Probing the Neural substrates of Bulimia Nervosa
2020 Award: $39,065
This study will use MRI technology to follow how ovarian hormones affect symptoms of bulimia such as binge eating.
Need/Problem: Bulimia nervosa is an eating disorder that afflicts approximately 3% of individuals and is associated with a number of negative consequences. There is also a disconnect between the burden of bulimia nervosa and the availability of effective treatments. Our limited understanding of what causes bulimia nervosa is hindering progress on the development of new treatments.
Grant Summary: We will study if activity in the brain changes when exposed to different reproductive hormones, such as estrogen and progesterone, in women with bulimia nervosa.
Goals and Projected Outcomes: Having a better understanding of what causes bulimia nervosa may lead to the development of targeted treatments with better effectiveness than those currently available.
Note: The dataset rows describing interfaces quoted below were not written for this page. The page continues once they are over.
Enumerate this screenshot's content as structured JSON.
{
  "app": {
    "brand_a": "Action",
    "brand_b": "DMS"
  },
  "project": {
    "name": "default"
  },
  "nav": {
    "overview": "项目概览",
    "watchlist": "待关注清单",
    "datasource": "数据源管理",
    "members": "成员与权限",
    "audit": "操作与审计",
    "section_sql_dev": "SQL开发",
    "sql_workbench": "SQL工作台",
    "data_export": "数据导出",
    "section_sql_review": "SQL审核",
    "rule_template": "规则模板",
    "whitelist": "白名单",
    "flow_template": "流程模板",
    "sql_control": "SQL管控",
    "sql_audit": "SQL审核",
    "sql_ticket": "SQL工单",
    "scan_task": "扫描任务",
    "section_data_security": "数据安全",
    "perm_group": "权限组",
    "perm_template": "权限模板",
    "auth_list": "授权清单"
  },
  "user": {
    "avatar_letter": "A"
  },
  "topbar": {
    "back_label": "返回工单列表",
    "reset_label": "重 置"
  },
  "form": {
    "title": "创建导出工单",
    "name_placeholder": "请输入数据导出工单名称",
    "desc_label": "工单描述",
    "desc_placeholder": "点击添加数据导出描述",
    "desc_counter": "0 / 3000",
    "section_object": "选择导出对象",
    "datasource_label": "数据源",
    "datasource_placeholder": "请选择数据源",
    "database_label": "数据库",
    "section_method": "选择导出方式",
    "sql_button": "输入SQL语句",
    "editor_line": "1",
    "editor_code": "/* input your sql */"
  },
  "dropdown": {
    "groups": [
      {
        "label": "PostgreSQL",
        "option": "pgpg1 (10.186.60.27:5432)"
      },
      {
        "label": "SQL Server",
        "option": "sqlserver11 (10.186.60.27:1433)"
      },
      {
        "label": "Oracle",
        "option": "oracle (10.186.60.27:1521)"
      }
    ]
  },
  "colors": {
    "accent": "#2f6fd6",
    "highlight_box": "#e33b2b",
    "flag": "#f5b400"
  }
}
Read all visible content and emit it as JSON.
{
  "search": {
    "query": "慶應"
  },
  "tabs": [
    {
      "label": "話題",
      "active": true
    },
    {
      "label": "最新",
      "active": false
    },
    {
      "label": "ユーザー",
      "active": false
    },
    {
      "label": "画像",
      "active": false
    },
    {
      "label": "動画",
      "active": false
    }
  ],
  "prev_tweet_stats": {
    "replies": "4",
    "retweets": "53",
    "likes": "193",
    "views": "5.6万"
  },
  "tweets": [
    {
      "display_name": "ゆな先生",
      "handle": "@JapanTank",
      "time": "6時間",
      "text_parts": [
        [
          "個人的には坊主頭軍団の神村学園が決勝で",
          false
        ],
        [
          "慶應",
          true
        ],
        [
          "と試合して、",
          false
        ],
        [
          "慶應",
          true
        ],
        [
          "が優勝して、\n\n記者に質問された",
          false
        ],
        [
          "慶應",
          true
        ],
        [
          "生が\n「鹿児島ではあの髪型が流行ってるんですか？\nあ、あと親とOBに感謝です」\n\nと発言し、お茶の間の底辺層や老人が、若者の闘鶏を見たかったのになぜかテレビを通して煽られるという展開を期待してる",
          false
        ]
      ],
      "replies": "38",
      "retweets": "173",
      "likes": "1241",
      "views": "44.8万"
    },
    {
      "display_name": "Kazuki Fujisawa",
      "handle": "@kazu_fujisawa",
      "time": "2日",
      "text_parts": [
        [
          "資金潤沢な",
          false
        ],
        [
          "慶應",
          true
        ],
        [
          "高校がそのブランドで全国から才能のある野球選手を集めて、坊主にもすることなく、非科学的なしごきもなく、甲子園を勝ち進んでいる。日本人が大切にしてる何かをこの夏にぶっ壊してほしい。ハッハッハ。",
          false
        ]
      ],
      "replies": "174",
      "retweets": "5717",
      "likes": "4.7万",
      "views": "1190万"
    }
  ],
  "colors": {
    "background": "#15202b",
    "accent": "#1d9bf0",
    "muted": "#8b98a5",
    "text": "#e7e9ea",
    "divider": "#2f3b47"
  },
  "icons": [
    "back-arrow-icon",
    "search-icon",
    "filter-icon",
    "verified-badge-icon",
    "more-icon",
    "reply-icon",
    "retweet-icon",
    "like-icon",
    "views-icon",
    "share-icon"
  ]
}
Improved treatments may ultimately reduce the burden and mortality associated with bulimia nervosa.
Jessica Baker, PhD
Crystal Schiller, PhD
Grant Details: Brain imaging studies suggest that women with bulimia nervosa may exhibit differences in brain activity when presented with a reward compared with women without bulimia nervosa. How the brain responds to rewards changes in a predictable pattern over the course of the menstrual cycle, but it is unknown whether the brain’s response to reward during different reproductive hormonal milieus causes changes to eating behaviors in women with bulimia nervosa. In this proposal, we will compare brain activity in response to reward in women with bulimia nervosa who are participating in a separate research study examining the direct effect of reproductive hormones on eating behaviors. As part of this separate study, women will take hormone medications in order to change their estrogen and progesterone levels. The current study allows us to add a neuroimaging component, which will address whether brain activity changes occur during hormone administration. Unraveling how reproductive hormones impact brain activity in women with bulimia nervosa and whether this, in turn, causes changes in eating behaviors, may lead to the development of novel and targeted treatments for bulimia nervosa in the future.